    Ultimately, assuming that you are the one who knows better how every person on this planet ought to be addressed is pretentious.

    As for me, if somebody tried to call me “Andy,” I would really dislike it. Largely because I have spent literal decades of my life not being taken seriously by patronizing misogynists.

    Personally, I always pay attention to how other people introduce themselves and use whatever name or nickname they tell me.

  26. says

    abbeycadabra @#13

    The counterexample, “physically can’t do it”, is not common.

    This depends on the languages involved. If some sound exists in one language but not the other, then it is potentially very hard for people to learn to pronounce this new sound.

    For example, my legal name starts with a diphthong that is written with letters “ie” in Latvian. This sound is pretty rare in languages. English, German, Russian, and French do not have this sound. Italian actually has a similar sound, but it is still pronounced a bit differently. Italians are the closest to managing to actually pronounce my legal name. As for native English speakers, trying to teach them how to pronounce this sound is a lost cause unless I am willing to work with each person for hours.

    Another example is Latvian “r” sound. Most English speakers probably won’t learn to pronounce it correctly without lots of practice.

    Also, once I taught private Latvian language lessons to a native Swedish speaker. He could get most sounds correctly with one exception—Latvian sound that is written with the letter “ļ”. We worked on his Latvian pronunciation for hours and ultimately we both agreed to just give up on this sound.

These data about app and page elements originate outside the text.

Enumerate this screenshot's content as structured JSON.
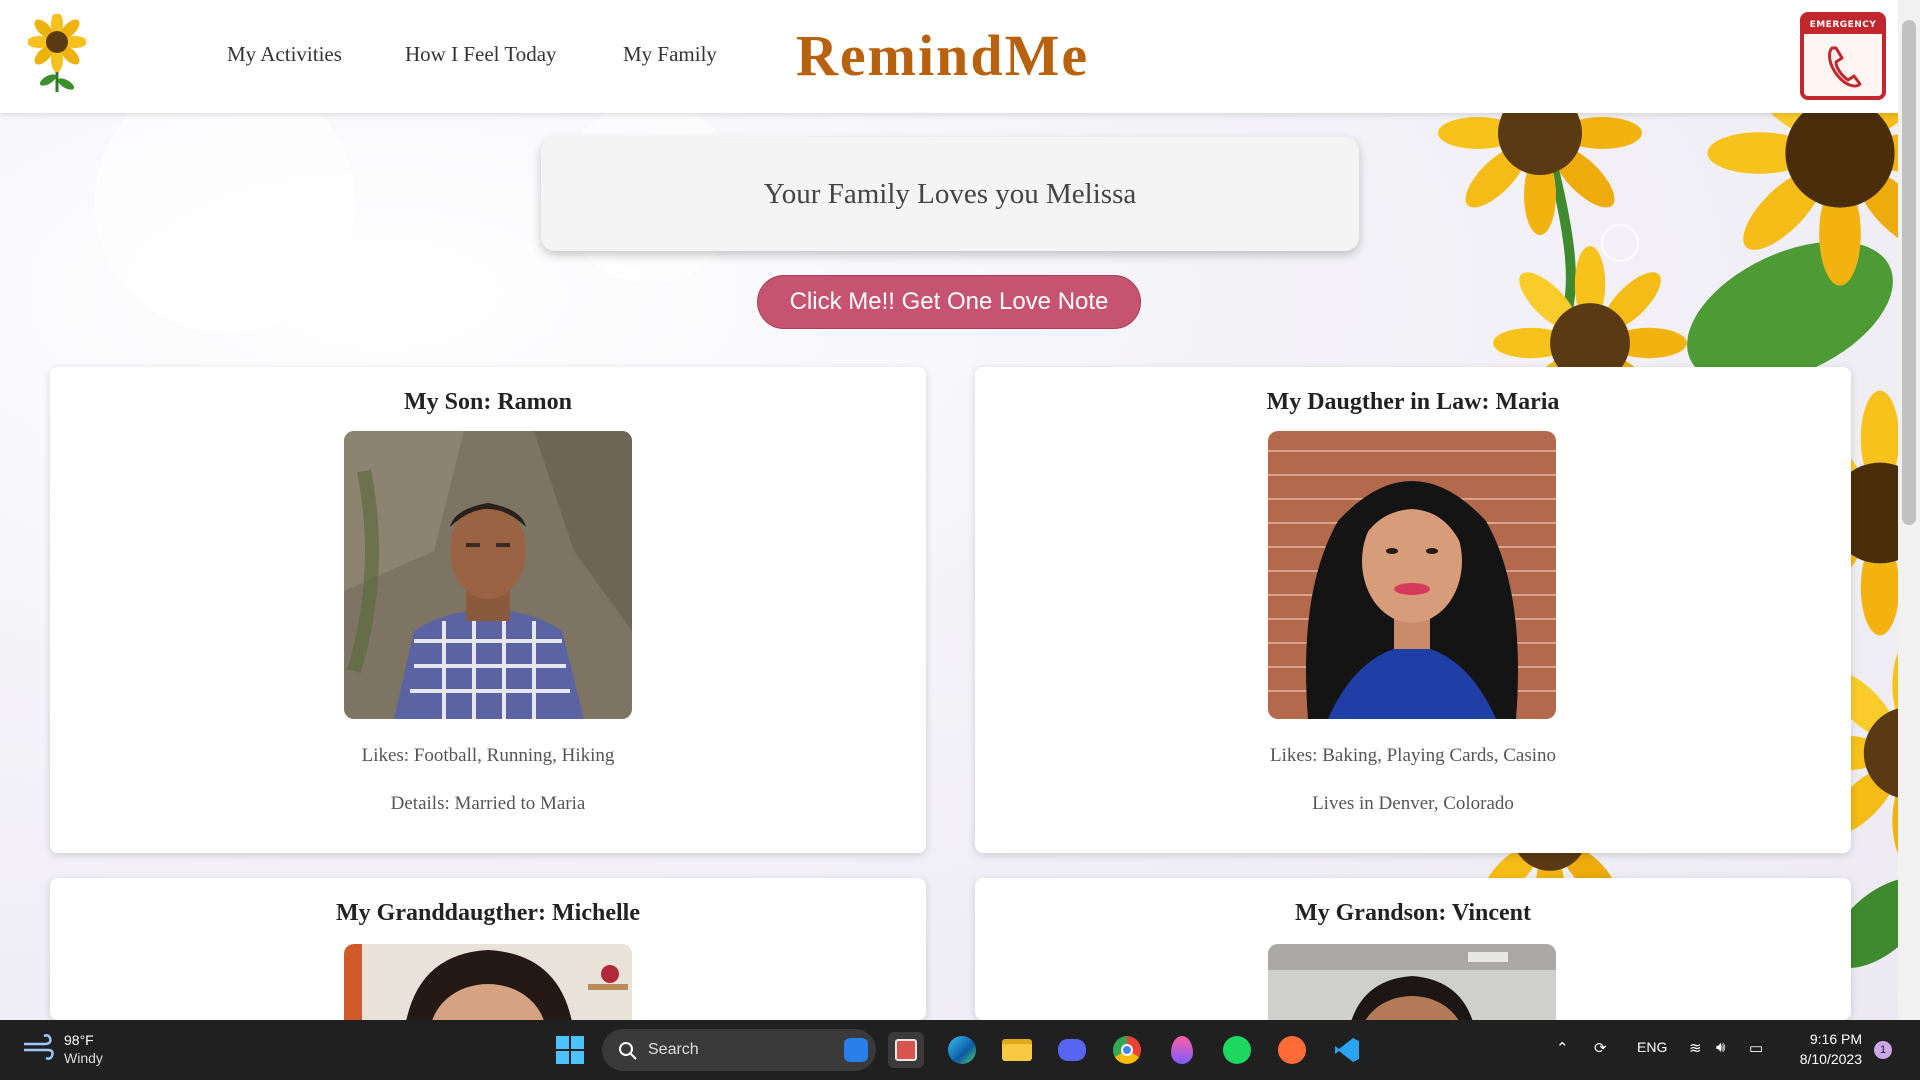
{
  "header": {
    "nav": [
      "My Activities",
      "How I Feel Today",
      "My Family"
    ],
    "brand": "RemindMe",
    "emergency_label": "EMERGENCY"
  },
  "banner": {
    "text": "Your Family Loves you Melissa"
  },
  "love_button": {
    "label": "Click Me!! Get One Love Note"
  },
  "cards": [
    {
      "title": "My Son: Ramon",
      "line1": "Likes: Football, Running, Hiking",
      "line2": "Details: Married to Maria"
    },
    {
      "title": "My Daugther in Law: Maria",
      "line1": "Likes: Baking, Playing Cards, Casino",
      "line2": "Lives in Denver, Colorado"
    },
    {
      "title": "My Granddaugther: Michelle"
    },
    {
      "title": "My Grandson: Vincent"
    }
  ],
  "taskbar": {
    "weather_temp": "98°F",
    "weather_desc": "Windy",
    "search_placeholder": "Search",
    "language": "ENG",
    "time": "9:16 PM",
    "date": "8/10/2023",
    "notification_count": "1"
  },
  "colors": {
    "brand": "#b8610f",
    "button": "#c65370",
    "emergency": "#c1272d"
  }
}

    Of course, if people listen carefully and spend 10 seconds practicing how to correctly pronounce some foreign word, their pronunciation will be immensely better compared to people who don’t bother to pay attention. And often different languages do have the same or similar sounds. It depends on the name as well as the overlap between relevant sounds in both languages.

  27. says

    @15 sonofrojblake

    Rude and shitty of you. I didn’t say “doesn’t exist”.

    ‘Physically incapable’ must be true because names come from languages, and a given language couldn’t exist if it was common for people to be physically incapable of using its phonemes.

  28. says

    @27 Andreas Avester

    As you explain yourself, those aren’t “physically can’t do it”. They’re habits of speech. Barring specific medical cases, humans all have basically the same pharyngeal setup to work with (wait, can we discuss pharyngulation outside Pharyngula?), and just learn to use it a particular way as infants, with the phonemes of our mother tongue(s). That’s what an accent is, speaking one language with the phoneme “font” from another language.

    That said, sometimes they’re very different. I only advocate that as an act of respect, you should put at least SOME effort into trying to pronounce someone else’s name the way they do – and my hackles go up at calling this desire “pretentious” or otherwise unimportant, specifically because there are plenty of us who had to fight hard to get these names in the first place.

  29. says

    abbeycadabra @#30

    I only advocate that as an act of respect, you should put at least SOME effort into trying to pronounce someone else’s name the way they do

    Yes, I can completely agree with this.

Leave a Reply

Your email address will not be published. Required fields are marked *